_What you should do_
Your answer should consist of every line in the records that holds "OTHER".

(Dataset excerpts)
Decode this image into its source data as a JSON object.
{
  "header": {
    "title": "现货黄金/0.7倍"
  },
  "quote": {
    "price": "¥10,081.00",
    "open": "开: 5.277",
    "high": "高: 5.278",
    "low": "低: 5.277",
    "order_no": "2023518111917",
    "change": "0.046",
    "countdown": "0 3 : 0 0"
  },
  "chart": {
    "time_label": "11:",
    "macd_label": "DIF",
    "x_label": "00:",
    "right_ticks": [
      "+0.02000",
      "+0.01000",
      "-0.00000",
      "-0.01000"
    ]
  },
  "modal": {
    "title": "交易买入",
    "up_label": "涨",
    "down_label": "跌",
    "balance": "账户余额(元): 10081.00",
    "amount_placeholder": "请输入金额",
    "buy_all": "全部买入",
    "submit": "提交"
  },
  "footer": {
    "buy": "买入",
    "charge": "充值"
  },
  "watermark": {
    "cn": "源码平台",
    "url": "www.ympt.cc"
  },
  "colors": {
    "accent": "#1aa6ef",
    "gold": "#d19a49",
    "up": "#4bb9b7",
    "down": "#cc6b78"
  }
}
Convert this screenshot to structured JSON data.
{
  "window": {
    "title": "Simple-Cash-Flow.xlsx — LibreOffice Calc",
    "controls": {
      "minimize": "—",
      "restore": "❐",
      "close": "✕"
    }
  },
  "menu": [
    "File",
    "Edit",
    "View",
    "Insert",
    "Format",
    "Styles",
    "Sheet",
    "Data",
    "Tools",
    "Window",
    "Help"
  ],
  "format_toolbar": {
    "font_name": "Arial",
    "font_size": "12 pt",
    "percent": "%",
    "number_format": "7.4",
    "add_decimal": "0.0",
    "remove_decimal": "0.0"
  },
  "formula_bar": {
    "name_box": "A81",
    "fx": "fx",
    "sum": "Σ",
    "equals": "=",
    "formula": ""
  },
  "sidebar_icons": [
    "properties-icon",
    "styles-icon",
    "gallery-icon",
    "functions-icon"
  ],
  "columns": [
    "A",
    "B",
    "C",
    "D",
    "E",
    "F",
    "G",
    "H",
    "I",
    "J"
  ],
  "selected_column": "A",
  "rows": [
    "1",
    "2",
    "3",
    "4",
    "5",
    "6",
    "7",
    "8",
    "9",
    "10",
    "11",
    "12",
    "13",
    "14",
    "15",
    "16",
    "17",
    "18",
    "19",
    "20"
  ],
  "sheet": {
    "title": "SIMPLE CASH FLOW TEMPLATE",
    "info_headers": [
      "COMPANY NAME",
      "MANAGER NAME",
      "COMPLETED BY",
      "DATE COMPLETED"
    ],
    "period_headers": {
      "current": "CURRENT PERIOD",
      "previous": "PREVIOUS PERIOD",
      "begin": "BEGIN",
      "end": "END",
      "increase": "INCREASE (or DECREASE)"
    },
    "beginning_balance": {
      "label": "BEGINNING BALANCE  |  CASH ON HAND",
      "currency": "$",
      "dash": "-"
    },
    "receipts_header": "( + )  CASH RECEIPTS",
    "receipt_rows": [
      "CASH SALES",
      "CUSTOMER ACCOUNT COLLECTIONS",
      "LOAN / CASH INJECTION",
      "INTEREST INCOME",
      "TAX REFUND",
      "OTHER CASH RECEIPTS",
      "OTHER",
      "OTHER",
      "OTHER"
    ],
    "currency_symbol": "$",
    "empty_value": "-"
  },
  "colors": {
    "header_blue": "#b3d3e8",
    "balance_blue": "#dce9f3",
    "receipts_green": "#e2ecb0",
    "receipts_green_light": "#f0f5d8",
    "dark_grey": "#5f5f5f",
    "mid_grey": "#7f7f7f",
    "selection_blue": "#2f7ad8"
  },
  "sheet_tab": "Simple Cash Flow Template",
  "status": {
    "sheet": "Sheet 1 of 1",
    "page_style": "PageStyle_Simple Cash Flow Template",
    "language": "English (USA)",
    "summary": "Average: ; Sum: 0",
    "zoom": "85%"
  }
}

_Response area_
      "OTHER CASH RECEIPTS",
      "OTHER",
      "OTHER",
      "OTHER"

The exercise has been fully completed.